Further, with an electrical transformer burnt down, Blue Nile faced massive power outages since July 21, impacting other utilities, “such as drinking water supply, mills and other services, which has made life in the state.. unbearable for its residents,” the statement noted. While the fighting has stopped, many pro-democracy activists, in no way connected to the violence triggered by the ruling powers, have been arrested by the security forces deployed to stop the violence.

What is happening in Blue Nile is the same as what is unfolding in all the peripheries of the country – “in the East, in the North, in Darfur and elsewhere. I have never seen security deteriorate across the country to the extent it has in the eight months since the coup last October,” said the 80 year-old communist veteran. 

“Sudan is witnessing a very destructive wave of killings that is gradually dragging the country into a civil-war. This will make way either for a more brutal Islamist dictatorship, or for the disintegration of the country. Division of the country into three main planks – the East, the Center and West – is already being advocated by the imperialist forces,” he warned, in a reference to the US-Saudi-sponsored negotiations.
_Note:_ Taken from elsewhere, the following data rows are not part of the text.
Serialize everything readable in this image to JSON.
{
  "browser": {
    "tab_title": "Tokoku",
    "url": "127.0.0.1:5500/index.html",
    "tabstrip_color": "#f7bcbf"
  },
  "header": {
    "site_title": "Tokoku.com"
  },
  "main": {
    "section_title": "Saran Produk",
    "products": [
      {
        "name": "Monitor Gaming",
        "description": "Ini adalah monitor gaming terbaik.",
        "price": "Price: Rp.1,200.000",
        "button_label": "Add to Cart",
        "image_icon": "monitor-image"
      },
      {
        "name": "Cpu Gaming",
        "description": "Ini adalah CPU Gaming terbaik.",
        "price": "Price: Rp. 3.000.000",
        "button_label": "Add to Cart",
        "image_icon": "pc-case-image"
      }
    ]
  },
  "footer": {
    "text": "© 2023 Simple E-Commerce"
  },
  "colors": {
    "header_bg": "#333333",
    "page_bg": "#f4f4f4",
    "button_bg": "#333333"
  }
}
The interests of the regional forces  –  the armed former rebel groups now in alliance with the army and the state-sponsored tribal chiefdoms – are also in confluence with such a division, he added.   

Under these circumstances, Elfadl argues, “it is the primary task of all forces which agree at least on the defense of the country’s territorial integrity to firstly organize to stop this bloodshed, and secondly to direct all its strength to overthrow the military junta and make way for a civilian transitional government.”